Vogue July 1, 1939
British Vogue had its editorial eye on Miss Leigh, even before Hollywood discovered her. At the left are photographs from British Vogue, 1935-1936.
Vivien Leigh, sulky, cool, with a flaunting face, stopped the nervous filming of Gone with the Wind, which has aready sent two directors out with a breakdown, to pose for Vogue in the entrancing corset cover of Scarlett O’Hara. As far back as 1935, however, Miss Leigh posed for British Vogue, exhibiting then, in a variety of fashion pages, her delicious beauty, her dark red hair, her green eyes slanting upwards. In those days when she was on the British stage, in British films, her clothes ran to queer colors, to barbaric jewelery, to leopard skin, and movie writers immediately called her exotic.
Now that is changed. Instead, she wears slacks to work, rarely goes to parties, and has switched her English accent to Southern, with the help of two coaches, one from Georgia, one from Mississippi. Hers is the most publicized part in the most publicized production in years. Hers is the difficult job of materializing the composite of hot willfulness, courage, and freezing selfishness that is the O’Hara, the heroine of the country.

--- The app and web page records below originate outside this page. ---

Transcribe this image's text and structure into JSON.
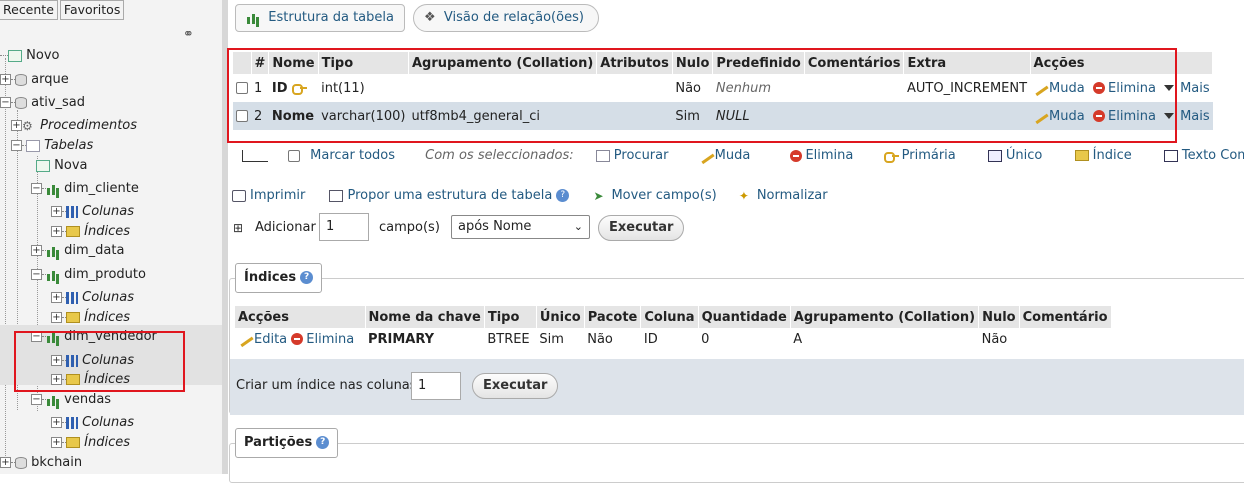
{
  "nav": {
    "tabs": [
      "Recente",
      "Favoritos"
    ],
    "tree": [
      {
        "label": "Novo",
        "italic": false
      },
      {
        "label": "arque",
        "italic": false
      },
      {
        "label": "ativ_sad",
        "italic": false
      },
      {
        "label": "Procedimentos",
        "italic": true
      },
      {
        "label": "Tabelas",
        "italic": true
      },
      {
        "label": "Nova",
        "italic": false
      },
      {
        "label": "dim_cliente",
        "italic": false
      },
      {
        "label": "Colunas",
        "italic": true
      },
      {
        "label": "Índices",
        "italic": true
      },
      {
        "label": "dim_data",
        "italic": false
      },
      {
        "label": "dim_produto",
        "italic": false
      },
      {
        "label": "Colunas",
        "italic": true
      },
      {
        "label": "Índices",
        "italic": true
      },
      {
        "label": "dim_vendedor",
        "italic": false
      },
      {
        "label": "Colunas",
        "italic": true
      },
      {
        "label": "Índices",
        "italic": true
      },
      {
        "label": "vendas",
        "italic": false
      },
      {
        "label": "Colunas",
        "italic": true
      },
      {
        "label": "Índices",
        "italic": true
      },
      {
        "label": "bkchain",
        "italic": false
      }
    ]
  },
  "top": {
    "structure_label": "Estrutura da tabela",
    "relation_label": "Visão de relação(ões)"
  },
  "columns_table": {
    "headers": [
      "#",
      "Nome",
      "Tipo",
      "Agrupamento (Collation)",
      "Atributos",
      "Nulo",
      "Predefinido",
      "Comentários",
      "Extra",
      "Acções"
    ],
    "rows": [
      {
        "num": "1",
        "name": "ID",
        "type": "int(11)",
        "collation": "",
        "attributes": "",
        "null": "Não",
        "default": "Nenhum",
        "comments": "",
        "extra": "AUTO_INCREMENT",
        "change": "Muda",
        "drop": "Elimina",
        "more": "Mais"
      },
      {
        "num": "2",
        "name": "Nome",
        "type": "varchar(100)",
        "collation": "utf8mb4_general_ci",
        "attributes": "",
        "null": "Sim",
        "default": "NULL",
        "comments": "",
        "extra": "",
        "change": "Muda",
        "drop": "Elimina",
        "more": "Mais"
      }
    ]
  },
  "bulk": {
    "check_all": "Marcar todos",
    "with_selected": "Com os seleccionados:",
    "browse": "Procurar",
    "change": "Muda",
    "drop": "Elimina",
    "primary": "Primária",
    "unique": "Único",
    "index": "Índice",
    "fulltext": "Texto Completo"
  },
  "tools": {
    "print": "Imprimir",
    "propose": "Propor uma estrutura de tabela",
    "move": "Mover campo(s)",
    "normalize": "Normalizar"
  },
  "add_fields": {
    "label": "Adicionar",
    "count": "1",
    "unit": "campo(s)",
    "position": "após Nome",
    "go": "Executar"
  },
  "indexes": {
    "legend": "Índices",
    "headers": [
      "Acções",
      "Nome da chave",
      "Tipo",
      "Único",
      "Pacote",
      "Coluna",
      "Quantidade",
      "Agrupamento (Collation)",
      "Nulo",
      "Comentário"
    ],
    "rows": [
      {
        "edit": "Edita",
        "drop": "Elimina",
        "key": "PRIMARY",
        "type": "BTREE",
        "unique": "Sim",
        "packed": "Não",
        "column": "ID",
        "cardinality": "0",
        "collation": "A",
        "null": "Não",
        "comment": ""
      }
    ],
    "create_label": "Criar um índice nas colunas",
    "create_count": "1",
    "go": "Executar"
  },
  "partitions": {
    "legend": "Partições"
  },
  "colors": {
    "link": "#235a81",
    "highlight_box": "#e0161e",
    "row_selected": "#d5dee7"
  }
}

From VOGUE UK, 1936
Vivien Leigh–little gypsy. If you want a label for her type, call it exotic. She is slim and luminous. And she can get away with her type of clothes–which runs to heavy, almost barbaric jewelery, leopard skin, and queer colors. In her chartreuse green Stiebel evening dress with topaz jewelery, she is like a Persian gazelle in the dark studio forest of chains and planks.
“I always like to have my clothes just like me,” she says. “I never buy any model, but I have it sized and discuss it with the designer. I don’t like suits so much as dresses an coats, because I’m little, but I like rather plain quiet tweeds for the country, with very bright blouses and sweaters.”